Exercise: Whenever "Support" appears in a line, please copy that line from the data.

Dataset:
═══

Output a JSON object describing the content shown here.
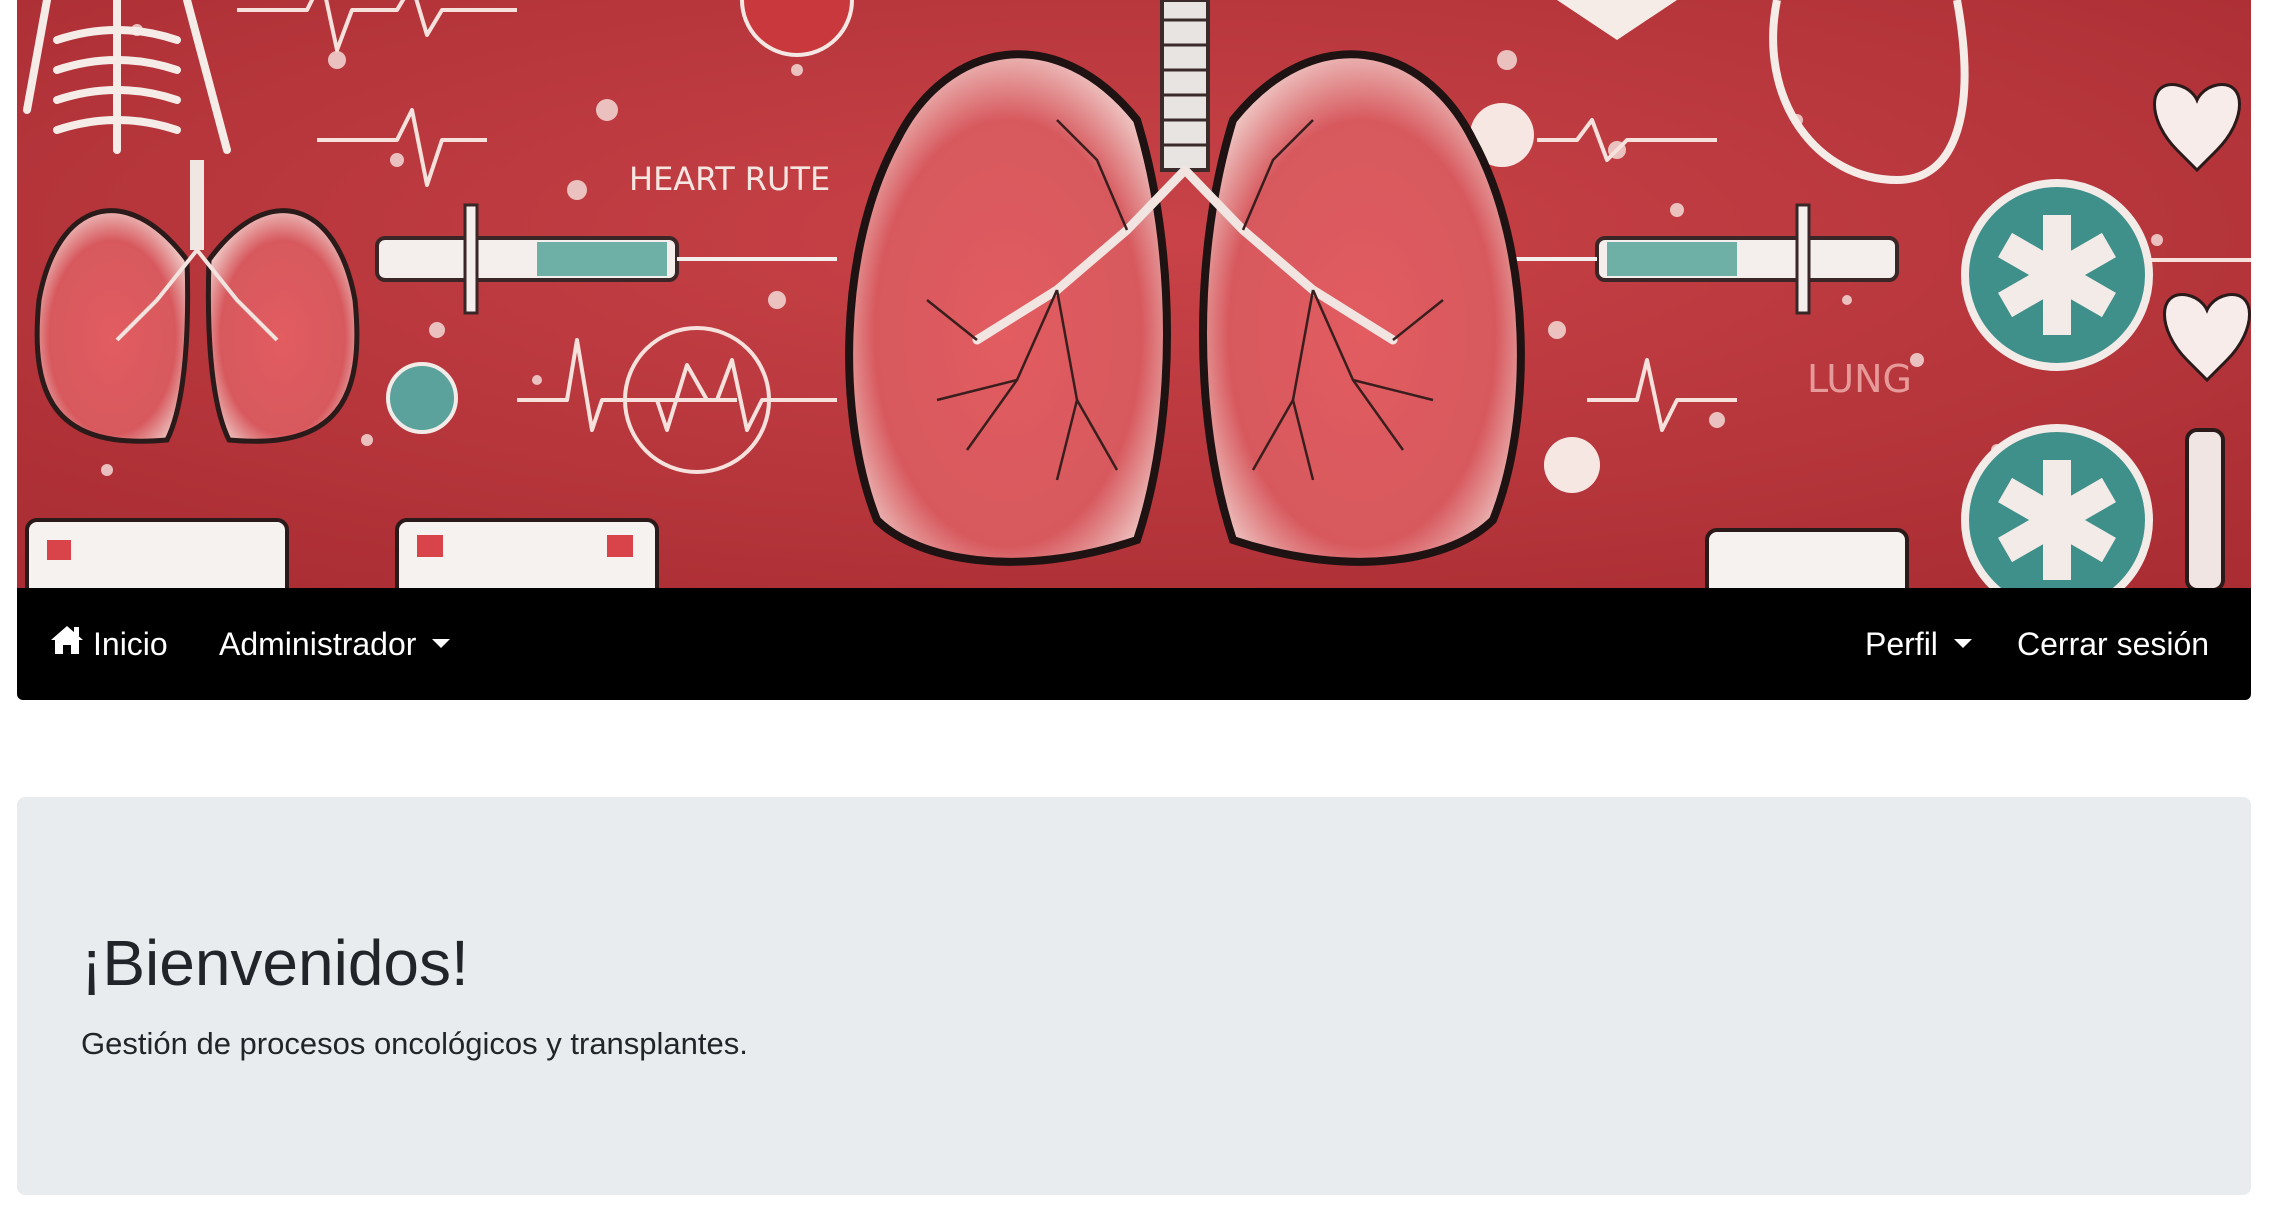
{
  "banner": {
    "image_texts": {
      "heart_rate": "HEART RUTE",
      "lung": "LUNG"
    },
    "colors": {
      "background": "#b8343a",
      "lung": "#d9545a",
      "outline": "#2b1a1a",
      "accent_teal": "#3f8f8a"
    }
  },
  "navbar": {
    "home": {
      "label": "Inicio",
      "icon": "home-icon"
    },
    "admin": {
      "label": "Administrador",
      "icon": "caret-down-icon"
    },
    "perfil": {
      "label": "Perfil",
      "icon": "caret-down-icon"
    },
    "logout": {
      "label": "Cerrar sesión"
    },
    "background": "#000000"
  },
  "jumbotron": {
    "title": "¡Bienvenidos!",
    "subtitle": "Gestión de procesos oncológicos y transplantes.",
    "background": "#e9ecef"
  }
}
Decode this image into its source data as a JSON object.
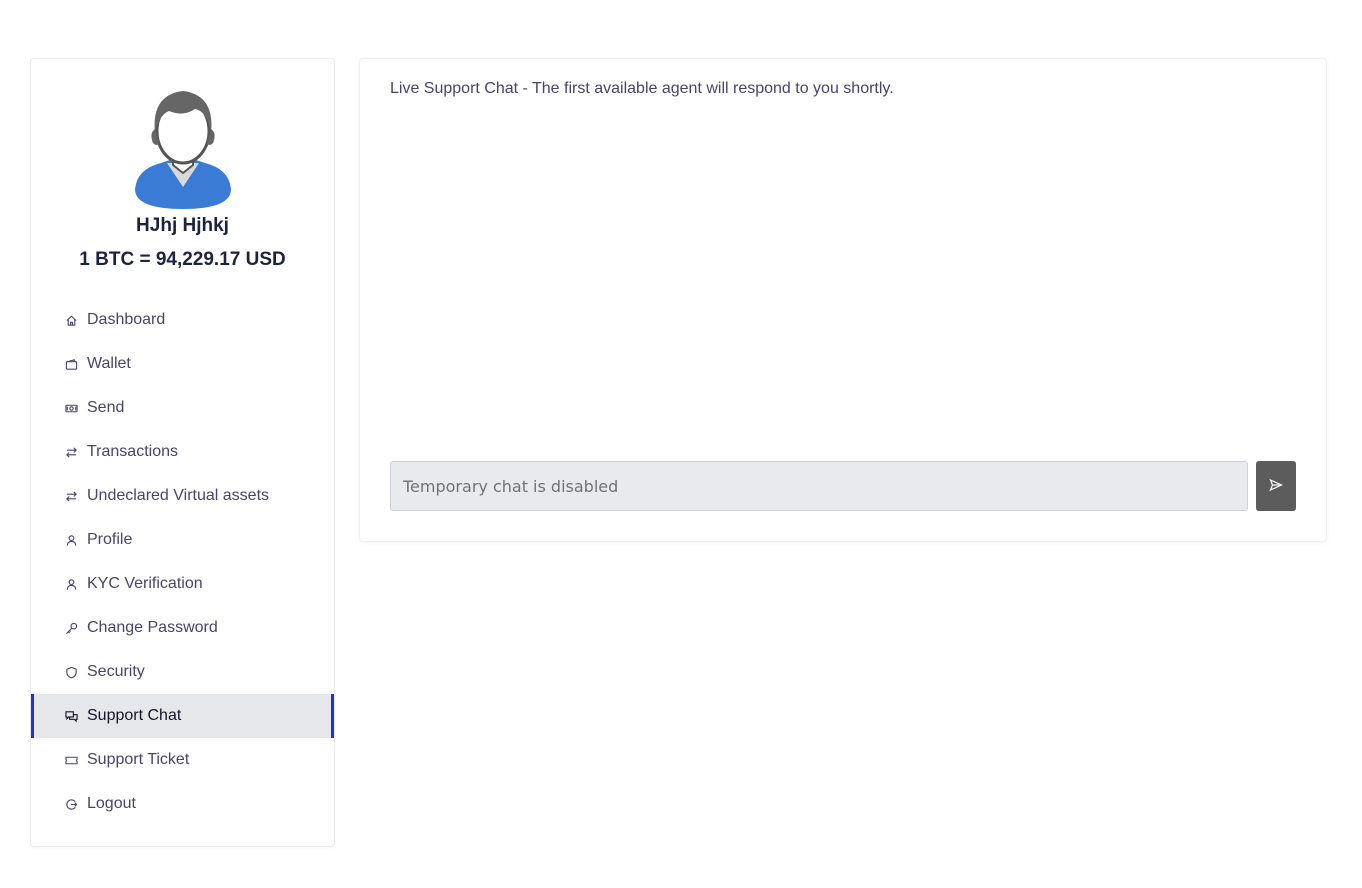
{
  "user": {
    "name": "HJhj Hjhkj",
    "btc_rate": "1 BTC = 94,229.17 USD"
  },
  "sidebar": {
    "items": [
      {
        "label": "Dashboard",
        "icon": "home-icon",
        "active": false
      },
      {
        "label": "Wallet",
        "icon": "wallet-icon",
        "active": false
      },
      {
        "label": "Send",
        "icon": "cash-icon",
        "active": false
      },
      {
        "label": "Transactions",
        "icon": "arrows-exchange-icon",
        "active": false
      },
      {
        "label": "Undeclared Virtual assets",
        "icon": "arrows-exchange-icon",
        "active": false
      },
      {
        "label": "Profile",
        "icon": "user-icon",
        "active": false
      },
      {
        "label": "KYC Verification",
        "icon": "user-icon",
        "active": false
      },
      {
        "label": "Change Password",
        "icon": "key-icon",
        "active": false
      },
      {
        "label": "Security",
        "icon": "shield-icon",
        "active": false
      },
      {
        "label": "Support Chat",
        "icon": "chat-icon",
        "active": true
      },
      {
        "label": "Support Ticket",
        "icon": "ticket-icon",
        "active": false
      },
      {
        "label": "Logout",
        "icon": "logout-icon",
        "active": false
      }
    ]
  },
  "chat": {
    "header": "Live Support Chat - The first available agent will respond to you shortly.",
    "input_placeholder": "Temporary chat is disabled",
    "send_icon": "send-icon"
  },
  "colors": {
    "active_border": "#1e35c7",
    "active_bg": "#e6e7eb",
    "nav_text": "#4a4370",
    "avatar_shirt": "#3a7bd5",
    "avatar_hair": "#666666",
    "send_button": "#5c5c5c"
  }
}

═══

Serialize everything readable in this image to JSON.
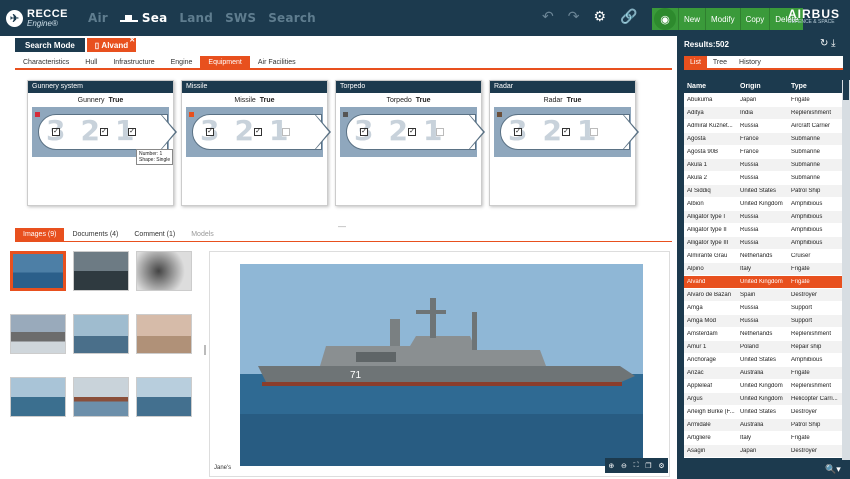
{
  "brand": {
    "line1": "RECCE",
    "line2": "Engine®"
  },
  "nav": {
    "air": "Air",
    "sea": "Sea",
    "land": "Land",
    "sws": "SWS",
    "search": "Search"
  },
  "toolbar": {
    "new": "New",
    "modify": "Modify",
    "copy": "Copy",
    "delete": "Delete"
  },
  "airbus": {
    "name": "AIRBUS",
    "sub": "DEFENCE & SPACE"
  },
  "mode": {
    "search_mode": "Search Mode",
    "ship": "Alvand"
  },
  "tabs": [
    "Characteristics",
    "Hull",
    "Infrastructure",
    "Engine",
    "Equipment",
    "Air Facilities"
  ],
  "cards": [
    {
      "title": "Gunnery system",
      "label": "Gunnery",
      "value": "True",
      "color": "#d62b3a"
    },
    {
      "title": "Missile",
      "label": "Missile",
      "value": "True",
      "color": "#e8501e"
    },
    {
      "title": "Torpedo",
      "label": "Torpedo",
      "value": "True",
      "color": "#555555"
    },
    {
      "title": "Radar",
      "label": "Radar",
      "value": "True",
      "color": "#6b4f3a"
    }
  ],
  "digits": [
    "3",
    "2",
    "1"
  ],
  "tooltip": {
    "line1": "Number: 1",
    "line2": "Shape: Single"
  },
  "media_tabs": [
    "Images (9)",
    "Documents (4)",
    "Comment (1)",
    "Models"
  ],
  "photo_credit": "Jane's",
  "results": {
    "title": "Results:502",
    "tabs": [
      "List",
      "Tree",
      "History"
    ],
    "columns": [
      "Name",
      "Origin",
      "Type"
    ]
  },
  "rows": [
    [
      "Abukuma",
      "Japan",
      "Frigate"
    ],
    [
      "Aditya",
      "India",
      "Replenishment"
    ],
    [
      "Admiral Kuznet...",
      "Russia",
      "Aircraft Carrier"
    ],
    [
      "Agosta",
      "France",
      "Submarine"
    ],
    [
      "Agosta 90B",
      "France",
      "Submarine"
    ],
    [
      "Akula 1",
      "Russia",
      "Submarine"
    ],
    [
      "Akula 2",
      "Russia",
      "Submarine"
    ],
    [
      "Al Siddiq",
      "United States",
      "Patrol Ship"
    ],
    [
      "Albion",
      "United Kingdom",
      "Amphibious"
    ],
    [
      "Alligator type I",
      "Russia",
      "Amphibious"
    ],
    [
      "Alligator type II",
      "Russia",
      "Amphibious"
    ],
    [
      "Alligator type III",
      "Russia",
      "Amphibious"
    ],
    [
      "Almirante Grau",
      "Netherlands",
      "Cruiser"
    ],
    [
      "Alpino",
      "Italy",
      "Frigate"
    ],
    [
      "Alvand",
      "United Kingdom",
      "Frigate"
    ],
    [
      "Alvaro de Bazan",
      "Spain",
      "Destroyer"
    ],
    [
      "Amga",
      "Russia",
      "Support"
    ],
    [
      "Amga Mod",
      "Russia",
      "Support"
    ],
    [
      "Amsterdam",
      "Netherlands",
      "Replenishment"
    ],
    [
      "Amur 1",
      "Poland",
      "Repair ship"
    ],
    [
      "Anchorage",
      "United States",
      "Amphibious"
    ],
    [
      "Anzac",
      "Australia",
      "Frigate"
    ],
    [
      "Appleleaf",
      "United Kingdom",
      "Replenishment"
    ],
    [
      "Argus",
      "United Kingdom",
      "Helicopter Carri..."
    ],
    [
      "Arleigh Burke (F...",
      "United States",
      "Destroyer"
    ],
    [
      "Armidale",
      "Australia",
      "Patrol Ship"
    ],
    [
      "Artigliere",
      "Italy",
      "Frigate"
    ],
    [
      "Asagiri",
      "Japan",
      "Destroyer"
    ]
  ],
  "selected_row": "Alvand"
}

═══

Task solution:
        "label": "Support Chat",
        "label": "Support Ticket",
    "header": "Live Support Chat - The first available agent will respond to you shortly.",
      "Support"
      "Support"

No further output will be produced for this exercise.